═════ MATERIAL PROVIDED

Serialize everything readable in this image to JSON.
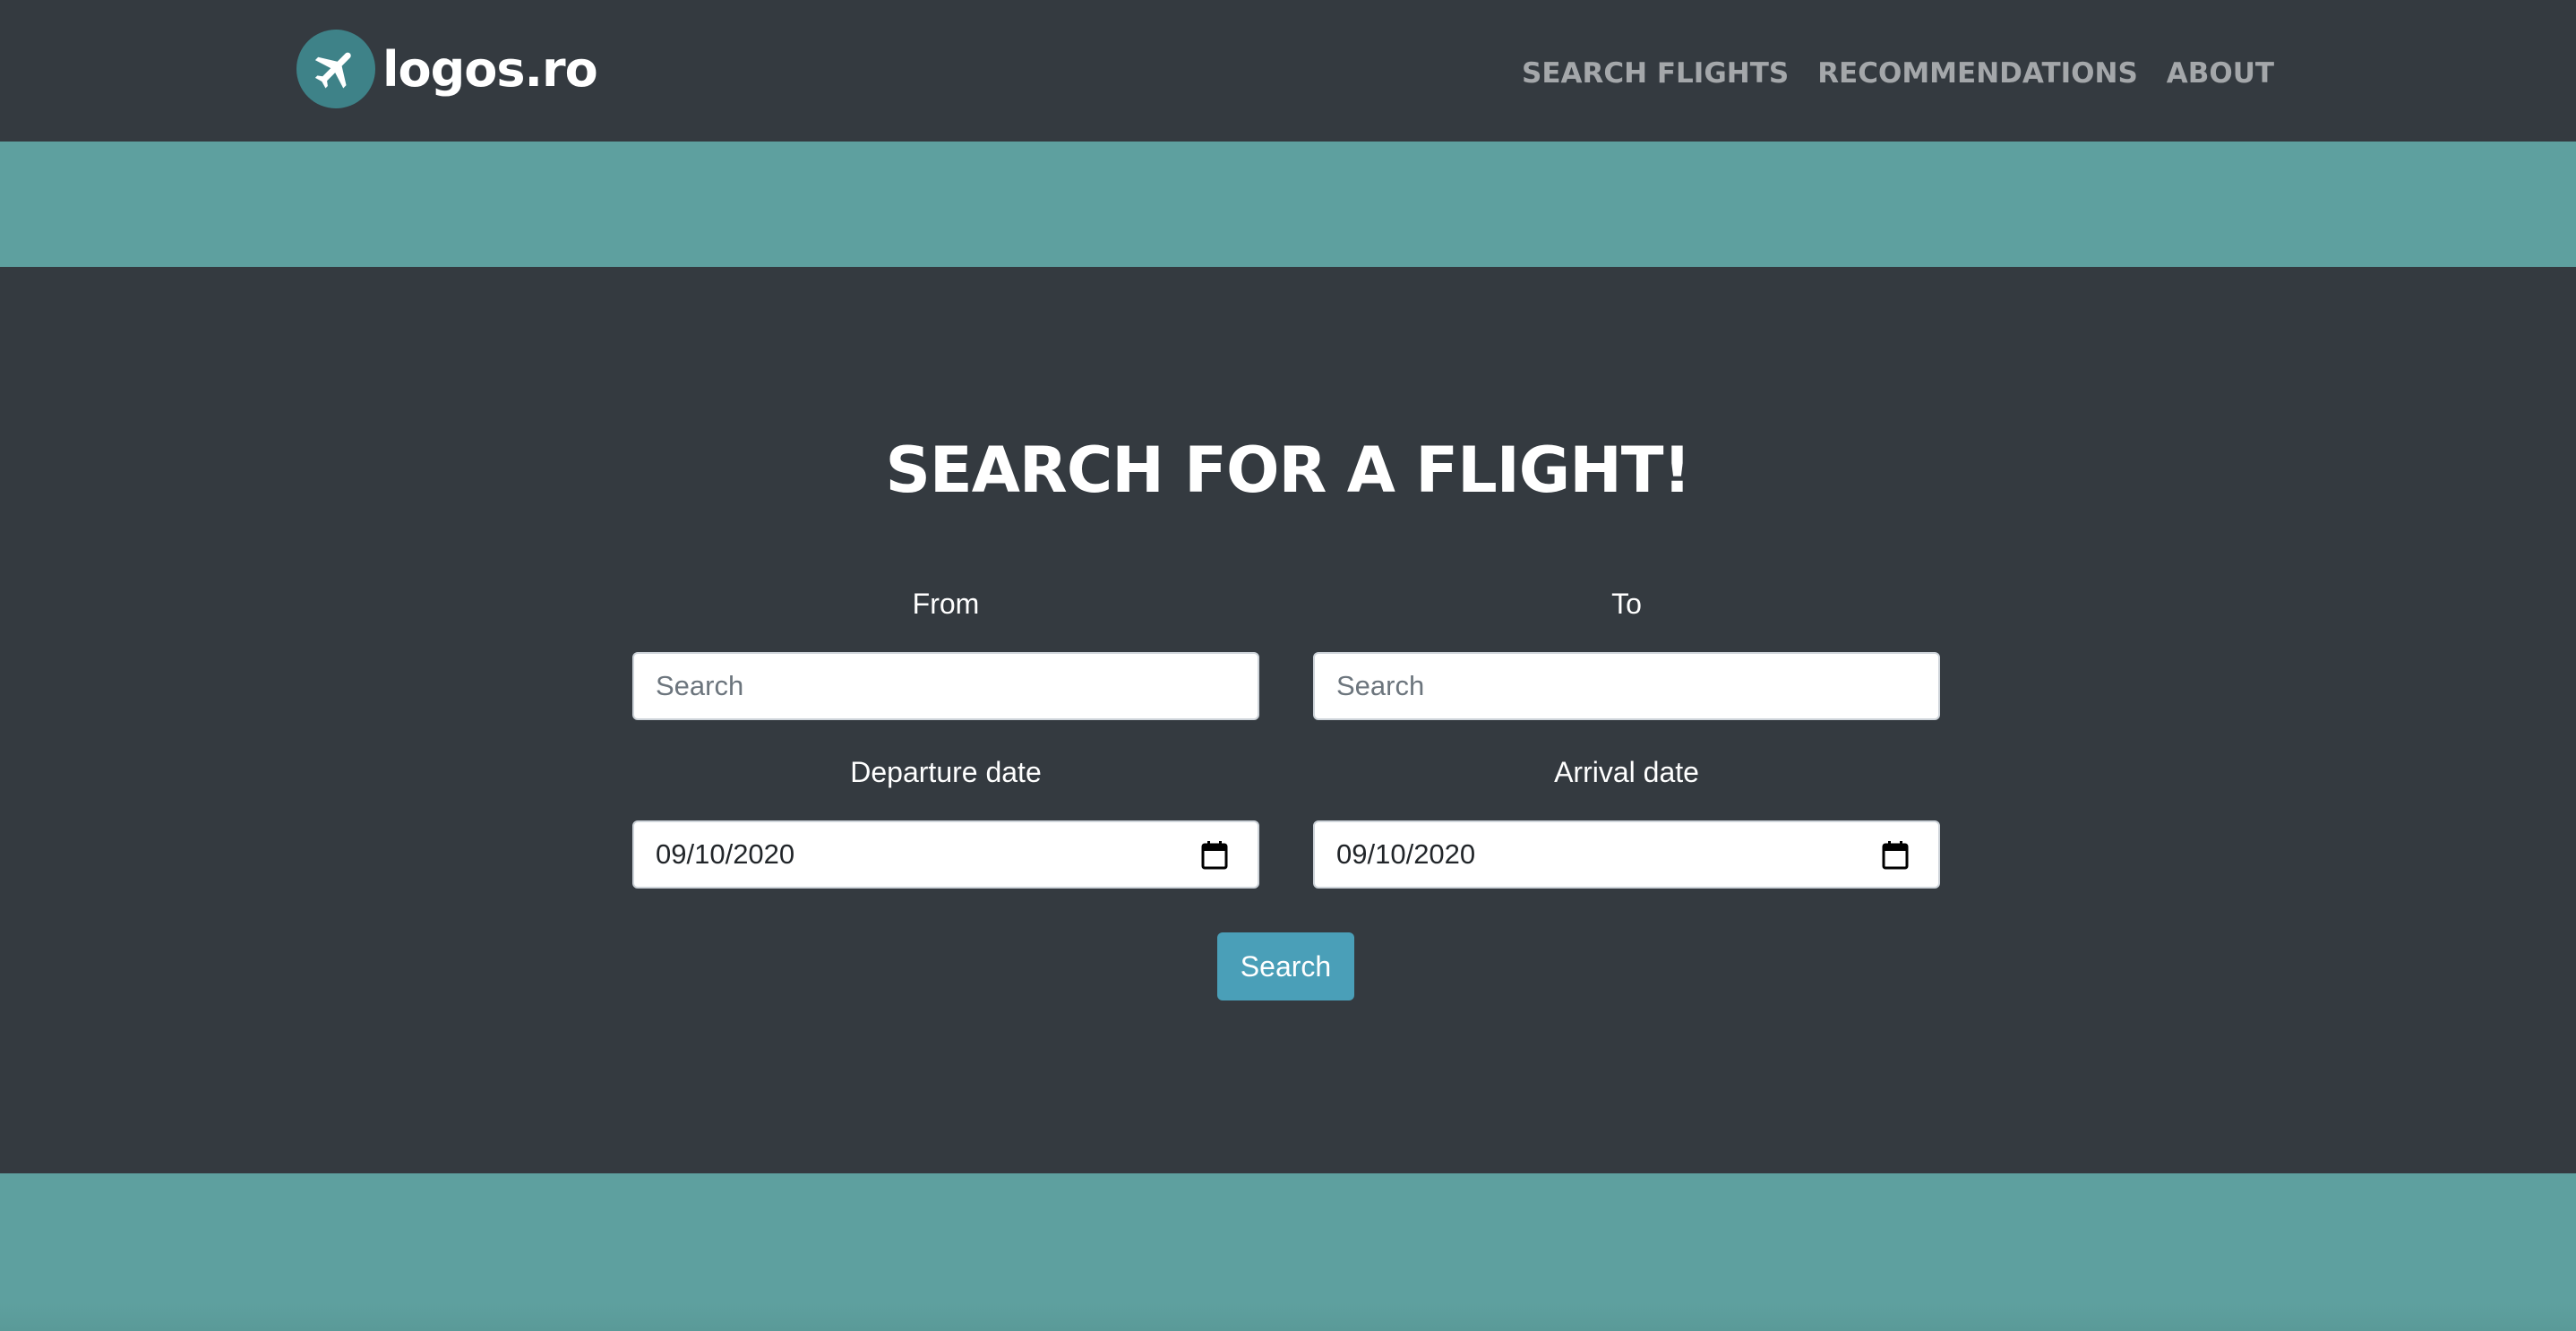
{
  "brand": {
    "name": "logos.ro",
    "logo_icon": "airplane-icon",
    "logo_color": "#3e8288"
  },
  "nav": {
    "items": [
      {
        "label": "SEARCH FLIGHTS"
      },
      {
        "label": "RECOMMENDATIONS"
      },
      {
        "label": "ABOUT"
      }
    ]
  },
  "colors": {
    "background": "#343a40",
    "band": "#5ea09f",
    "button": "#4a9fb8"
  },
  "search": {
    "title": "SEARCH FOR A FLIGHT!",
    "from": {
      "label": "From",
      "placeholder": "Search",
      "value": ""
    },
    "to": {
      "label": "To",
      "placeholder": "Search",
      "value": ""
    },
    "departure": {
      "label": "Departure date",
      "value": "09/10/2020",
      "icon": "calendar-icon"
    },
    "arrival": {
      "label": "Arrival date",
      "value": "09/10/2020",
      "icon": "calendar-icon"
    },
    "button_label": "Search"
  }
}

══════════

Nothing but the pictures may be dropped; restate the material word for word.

Serialize everything readable in this image to JSON.
{
  "brand": {
    "name": "logos.ro",
    "logo_icon": "airplane-icon",
    "logo_color": "#3e8288"
  },
  "nav": {
    "items": [
      {
        "label": "SEARCH FLIGHTS"
      },
      {
        "label": "RECOMMENDATIONS"
      },
      {
        "label": "ABOUT"
      }
    ]
  },
  "colors": {
    "background": "#343a40",
    "band": "#5ea09f",
    "button": "#4a9fb8"
  },
  "search": {
    "title": "SEARCH FOR A FLIGHT!",
    "from": {
      "label": "From",
      "placeholder": "Search",
      "value": ""
    },
    "to": {
      "label": "To",
      "placeholder": "Search",
      "value": ""
    },
    "departure": {
      "label": "Departure date",
      "value": "09/10/2020",
      "icon": "calendar-icon"
    },
    "arrival": {
      "label": "Arrival date",
      "value": "09/10/2020",
      "icon": "calendar-icon"
    },
    "button_label": "Search"
  }
}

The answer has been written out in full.